“Together.” Honor nodded. “Which means that while Captain Zilwicki was on Mesa, a point of which the Mesans obviously became aware, he was definitely not there on a Ballroom terrorist operation. Given the various . . . peculiarities where Torch is concerned, I think it’s very likely the Ballroom was involved in getting them onto Mesa in the first place. And it’s entirely possible that what happened in Green Pines was actually a Ballroom operation, or the result of one. The last thing Captain Zilwicki or Special Officer Cachat would have wanted would have been to compromise their own mission by becoming involved in a major terrorist strike, however, so any involvement they may have had must have been peripheral. Accidental, really.”

“I can see that.” Pritchart nodded slowly, and Honor reminded herself that, unlike most heads of state, the president had once been a senior commander in a clandestine resistance movement. That undoubtedly helped when it came to grasping the underlying logic of covert operations.

“I don’t know for certain why Mesa’s made no mention of Special Officer Cachat,” Honor said. “It may be they aren’t aware he was even present. More probably, the Star Empire’s who they really want to damage with this at the moment. Explaining that intelligence operatives of two star nations who’ve been at war with one another for over twenty years just decided on a whim to join forces with the Ballroom would probably be a bit much even for the Sollies public’s credulity. The best-case possibility, of course, would be that they weren’t aware of his presence and that he actually managed, somehow, to escape.”

“And Captain Zilwicki?” Prichard asked gently.

“And I very much doubt Captain Zilwicki did.” Honor made no effort to hide her pain at that thought. “They wouldn’t have handed this to the media — especially not with the assertion that he was killed in one of ‘his own’ explosions — unless they knew he was dead.”
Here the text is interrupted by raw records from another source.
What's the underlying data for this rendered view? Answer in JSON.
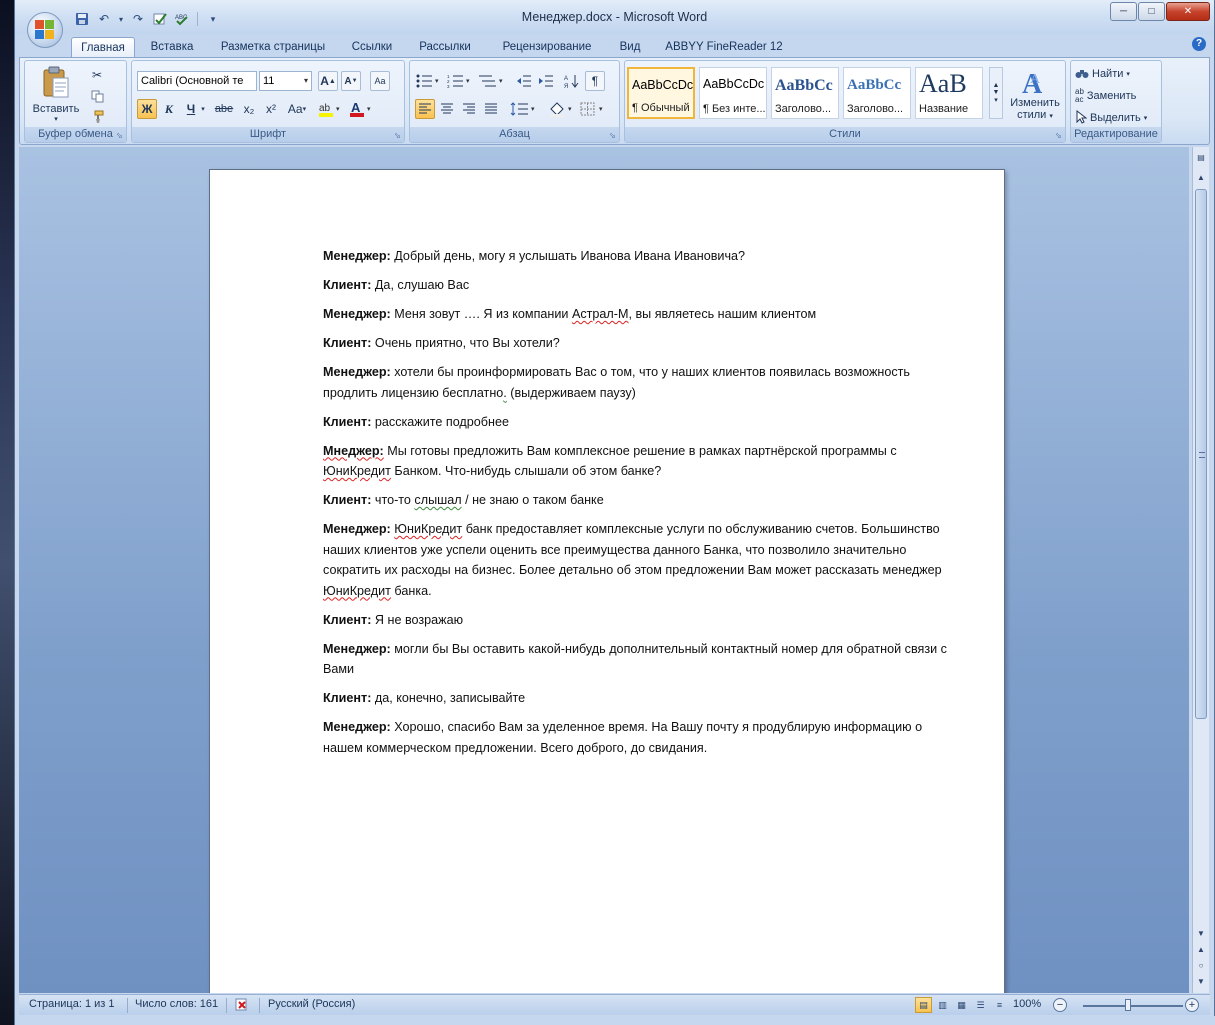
{
  "window": {
    "title": "Менеджер.docx - Microsoft Word",
    "min": "─",
    "max": "□",
    "close": "✕"
  },
  "qat": {
    "save_icon": "💾",
    "undo_icon": "↶",
    "redo_icon": "↷",
    "customize_icon": "▾"
  },
  "tabs": [
    {
      "label": "Главная"
    },
    {
      "label": "Вставка"
    },
    {
      "label": "Разметка страницы"
    },
    {
      "label": "Ссылки"
    },
    {
      "label": "Рассылки"
    },
    {
      "label": "Рецензирование"
    },
    {
      "label": "Вид"
    },
    {
      "label": "ABBYY FineReader 12"
    }
  ],
  "clipboard": {
    "paste_label": "Вставить",
    "group_label": "Буфер обмена"
  },
  "font": {
    "font_name": "Calibri (Основной те",
    "font_size": "11",
    "group_label": "Шрифт",
    "bold": "Ж",
    "italic": "К",
    "underline": "Ч",
    "strike": "abe",
    "subscript": "x₂",
    "superscript": "x²",
    "case": "Aa"
  },
  "paragraph": {
    "group_label": "Абзац"
  },
  "styles": {
    "group_label": "Стили",
    "items": [
      {
        "preview": "AaBbCcDc",
        "name": "¶ Обычный"
      },
      {
        "preview": "AaBbCcDc",
        "name": "¶ Без инте..."
      },
      {
        "preview": "AaBbCc",
        "name": "Заголово..."
      },
      {
        "preview": "AaBbCc",
        "name": "Заголово..."
      },
      {
        "preview": "AaB",
        "name": "Название"
      }
    ],
    "change_label_1": "Изменить",
    "change_label_2": "стили"
  },
  "editing": {
    "find": "Найти",
    "replace": "Заменить",
    "select": "Выделить",
    "group_label": "Редактирование"
  },
  "document": {
    "paragraphs": [
      {
        "speaker": "Менеджер:",
        "text": "  Добрый день, могу я услышать Иванова Ивана Ивановича?"
      },
      {
        "speaker": "Клиент:",
        "text": " Да, слушаю Вас"
      },
      {
        "speaker": "Менеджер:",
        "text_1": " Меня зовут …. Я из компании ",
        "err": "Астрал-М",
        "text_2": ", вы являетесь нашим клиентом"
      },
      {
        "speaker": "Клиент:",
        "text": " Очень приятно, что Вы хотели?"
      },
      {
        "speaker": "Менеджер:",
        "text_1": " хотели бы проинформировать Вас о том, что у наших клиентов появилась возможность продлить лицензию бесплатно",
        "err": ".",
        "text_2": " (выдерживаем паузу)"
      },
      {
        "speaker": "Клиент:",
        "text": " расскажите подробнее"
      },
      {
        "speaker": "Мнеджер:",
        "text_1": " Мы готовы предложить Вам комплексное решение в рамках партнёрской программы с ",
        "err": "ЮниКредит",
        "text_2": " Банком. Что-нибудь слышали об этом банке?"
      },
      {
        "speaker": "Клиент:",
        "text_1": "  что-то ",
        "err": "слышал",
        "text_2": " / не знаю о таком банке"
      },
      {
        "speaker": "Менеджер:",
        "text_0": " ",
        "err": "ЮниКредит",
        "text_1": " банк предоставляет комплексные услуги по обслуживанию счетов. Большинство наших клиентов уже успели оценить все преимущества данного Банка, что позволило значительно сократить их расходы на бизнес. Более детально об этом предложении Вам может рассказать менеджер ",
        "err2": "ЮниКредит",
        "text_2": " банка."
      },
      {
        "speaker": "Клиент:",
        "text": "  Я не возражаю"
      },
      {
        "speaker": "Менеджер:",
        "text": " могли бы Вы оставить какой-нибудь дополнительный контактный номер для обратной связи с Вами"
      },
      {
        "speaker": "Клиент:",
        "text": " да, конечно, записывайте"
      },
      {
        "speaker": "Менеджер:",
        "text": " Хорошо, спасибо Вам за уделенное время. На Вашу почту я  продублирую информацию о нашем коммерческом предложении. Всего доброго, до свидания."
      }
    ]
  },
  "status": {
    "page": "Страница: 1 из 1",
    "words": "Число слов: 161",
    "language": "Русский (Россия)",
    "zoom": "100%"
  }
}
“I’m deeply and sincerely sorry to hear that,” Pritchart said, and Honor tasted the truth of her statement in her mind glow.

“The important point, Madam President,” Honor said, “is that I think you can see from what I’ve just told you that everything Mesa’s claiming is a fabrication. There are probably nuggets of truth buried in it, but I doubt we’ll ever know what they actually were. From my perspective, the immediate and critical point is to keep this from sidetracking our negotiations. I don’t doubt it presents opportunities for self-interested parties to go fishing in troubled waters,” she carefully did not mention any specific names, “but it would be very unfortunate if someone managed to derail these talks. In particular, if Mesa’s allegations play into the situation between the Star Empire and the Solarian League in a way that heightens tensions still farther or even leads to additional military action, Queen Elizabeth’s flexibility where a negotiated settlement is concerned is likely to be compromised.”

She saw the understanding in Pritchart’s eyes, tasted it in the president’s mind glow, but she knew it had to be said out loud, as well.

“It may well be that at least part of Mesa’s objective is to do just that, Madam President. Manpower certainly has as much reason to hate the Republic as it does to hate the Star Empire. I could readily believe that someone in Mendel saw this as an opportunity to force the Star Empire’s hand where military operations against the Republic are concerned as well as a means to provoke an open war between us and the League. And I think” — she gazed into Pritchart’s eyes again — “that it would be a tragedy if they succeeded.”